It's a sound that seems so familiar to me as I walk through Alphabet City:discarded Duane Reade bags and fountain drink caps with straws still jabbed in them all rattling together in New York's rancid winds, fragments of trash and continuous street din, all mashed together as odors and noises both noxious and intoxicating. It's the sound of years' worth of journal-like tapes made by Japanese improviser and current New York denizen Aki Onda.
Although his long history involves working with Boredoms' Yamatsuka Eye, Nick Cave collaborator Blixa Bargeld, Mego Records' pop deconstructionist Tujiko Noriko, and glitch pioneer Nobukazu Takemura, as well as releasing music under the name of Audio Sports, this is a highly personal work dealing with Onda's own memories, or rather, a trace of memories captured by a handheld tape recorder. Through re-examining these lost moments of time spent wandering the labyrinthine cityscape, Onda has processed and tweaked aspects of the captured fragments and played them back in real time. Certain sounds rise out of the consomme but they all get fed back into the mix, conjuring landscapes lost yet re-contextualized in the swirl of noise and wind.
For the uninitiated, I'd compare a piece like the opening "One Day" to the sort of psychedelia practiced by Austrian guitarist Christian Fennesz (circa Instrument), in that he takes the mundane sounds of a guitar and crafts something far greater as it loops and extends itself beyond its original shape. Onda spins a similar vortex from a forgotten lobe in the tapehead, taking in mechanistic clicks and sax honks from the street, along with an undertow of playground chatter, and twisting it together with a warped clatter of tinny percussion. "Eclipse" jumps around a bit more-- all ice cream trucks, cafe orders, and noisy jams cutting in and out-- before settling into a drony, indeterminate haze of sounds that flicker past like subway car windows under the street. The visual quality of French composer Luc Ferrari is a touchstone for these sounds, too. The opening burst of Tompkins Square Park percussion and bum hollers on "Dream" echoes the bongo fury that opens his Danses Organiques.

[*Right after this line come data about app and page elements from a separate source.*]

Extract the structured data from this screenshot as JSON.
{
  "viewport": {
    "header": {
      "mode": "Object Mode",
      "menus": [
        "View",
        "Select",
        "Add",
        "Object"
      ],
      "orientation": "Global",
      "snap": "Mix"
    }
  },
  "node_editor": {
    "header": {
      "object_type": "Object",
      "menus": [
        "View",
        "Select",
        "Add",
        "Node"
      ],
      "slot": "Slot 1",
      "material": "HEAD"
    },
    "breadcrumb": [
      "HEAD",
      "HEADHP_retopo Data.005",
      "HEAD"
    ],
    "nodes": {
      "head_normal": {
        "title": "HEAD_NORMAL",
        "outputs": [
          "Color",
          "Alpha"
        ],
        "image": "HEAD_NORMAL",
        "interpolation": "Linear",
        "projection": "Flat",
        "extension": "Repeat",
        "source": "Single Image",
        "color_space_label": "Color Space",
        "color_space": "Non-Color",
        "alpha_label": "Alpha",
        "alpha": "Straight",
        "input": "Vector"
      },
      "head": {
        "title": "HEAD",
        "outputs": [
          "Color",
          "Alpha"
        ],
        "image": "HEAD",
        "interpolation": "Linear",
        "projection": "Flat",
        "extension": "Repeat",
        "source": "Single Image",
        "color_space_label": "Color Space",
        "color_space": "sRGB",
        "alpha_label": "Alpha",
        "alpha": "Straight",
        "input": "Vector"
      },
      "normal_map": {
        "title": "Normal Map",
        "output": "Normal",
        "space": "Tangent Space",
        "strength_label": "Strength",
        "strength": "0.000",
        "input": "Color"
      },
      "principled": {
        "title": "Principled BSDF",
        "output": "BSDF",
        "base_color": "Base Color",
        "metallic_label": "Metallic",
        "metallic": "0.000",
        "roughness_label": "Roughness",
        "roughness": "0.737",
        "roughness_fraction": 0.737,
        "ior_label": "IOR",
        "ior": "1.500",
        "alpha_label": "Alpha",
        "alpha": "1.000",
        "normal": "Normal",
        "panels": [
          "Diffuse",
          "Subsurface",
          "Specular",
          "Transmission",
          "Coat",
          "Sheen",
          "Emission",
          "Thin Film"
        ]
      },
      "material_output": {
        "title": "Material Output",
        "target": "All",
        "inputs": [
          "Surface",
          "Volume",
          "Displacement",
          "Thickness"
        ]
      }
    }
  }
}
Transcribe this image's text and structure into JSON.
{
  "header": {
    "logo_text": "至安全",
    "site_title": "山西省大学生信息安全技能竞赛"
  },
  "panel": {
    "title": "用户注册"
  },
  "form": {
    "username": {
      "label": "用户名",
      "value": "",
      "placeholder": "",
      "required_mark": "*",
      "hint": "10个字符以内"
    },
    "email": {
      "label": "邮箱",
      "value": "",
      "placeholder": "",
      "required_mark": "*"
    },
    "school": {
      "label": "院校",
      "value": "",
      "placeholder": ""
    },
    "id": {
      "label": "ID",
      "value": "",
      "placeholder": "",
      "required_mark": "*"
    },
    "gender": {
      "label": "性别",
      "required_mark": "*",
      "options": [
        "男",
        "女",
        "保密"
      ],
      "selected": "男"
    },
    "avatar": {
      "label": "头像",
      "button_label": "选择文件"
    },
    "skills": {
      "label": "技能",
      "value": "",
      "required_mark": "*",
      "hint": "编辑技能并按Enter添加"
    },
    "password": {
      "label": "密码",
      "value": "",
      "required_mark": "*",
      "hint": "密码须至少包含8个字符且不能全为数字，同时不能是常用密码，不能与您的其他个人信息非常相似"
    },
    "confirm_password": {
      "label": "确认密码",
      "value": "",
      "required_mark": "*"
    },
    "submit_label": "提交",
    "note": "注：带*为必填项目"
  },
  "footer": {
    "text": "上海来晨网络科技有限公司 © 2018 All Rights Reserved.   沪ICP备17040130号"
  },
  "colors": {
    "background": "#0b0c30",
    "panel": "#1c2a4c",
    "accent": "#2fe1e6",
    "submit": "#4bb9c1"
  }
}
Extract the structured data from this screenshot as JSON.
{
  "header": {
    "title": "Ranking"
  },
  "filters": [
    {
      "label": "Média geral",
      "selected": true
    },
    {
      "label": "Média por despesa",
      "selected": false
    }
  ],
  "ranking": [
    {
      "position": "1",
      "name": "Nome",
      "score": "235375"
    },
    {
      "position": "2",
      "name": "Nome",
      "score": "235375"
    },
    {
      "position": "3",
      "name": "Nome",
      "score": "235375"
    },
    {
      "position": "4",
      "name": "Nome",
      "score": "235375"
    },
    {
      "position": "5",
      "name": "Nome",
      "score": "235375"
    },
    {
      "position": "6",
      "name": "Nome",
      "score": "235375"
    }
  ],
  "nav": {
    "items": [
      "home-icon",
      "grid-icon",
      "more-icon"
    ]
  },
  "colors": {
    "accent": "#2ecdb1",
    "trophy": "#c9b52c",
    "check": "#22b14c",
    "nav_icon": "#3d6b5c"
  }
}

Cinema plays a great role in organizing the clamor. Onda openly acknowledges his debt to visionaries of the medium such as Stan Brakhage and Jonas Mekas. To that list I would add Chris Marker (an influence on Fennesz as well), as throughout this disc of "cassette memories," he blends and blurs the audio fact with the subtle manipulations of the fictional and fanciful until it's impossible to separate the two extremes. "Last" has all the buzzy breath of prime Dead C stench, with tapes chirping backwards and gas pipes pinging about. The racket pushes and pulls with delirious speed, frames held for a second before blurring again. Even built from such cast-off garbage sounds, grimy and lo-fi, the residue of these hand-held tapes has a hypnotic and fascinating effect. It's bits of fiery loft-jazz breath, yellow taxi traffic, rat death, Puerto Rican children in the streets, drunks yelling, pigeon shit, and the subway scrapes of raw brakes screaming in unified chorus. Welcome to New York.
Pitchfork, October 2003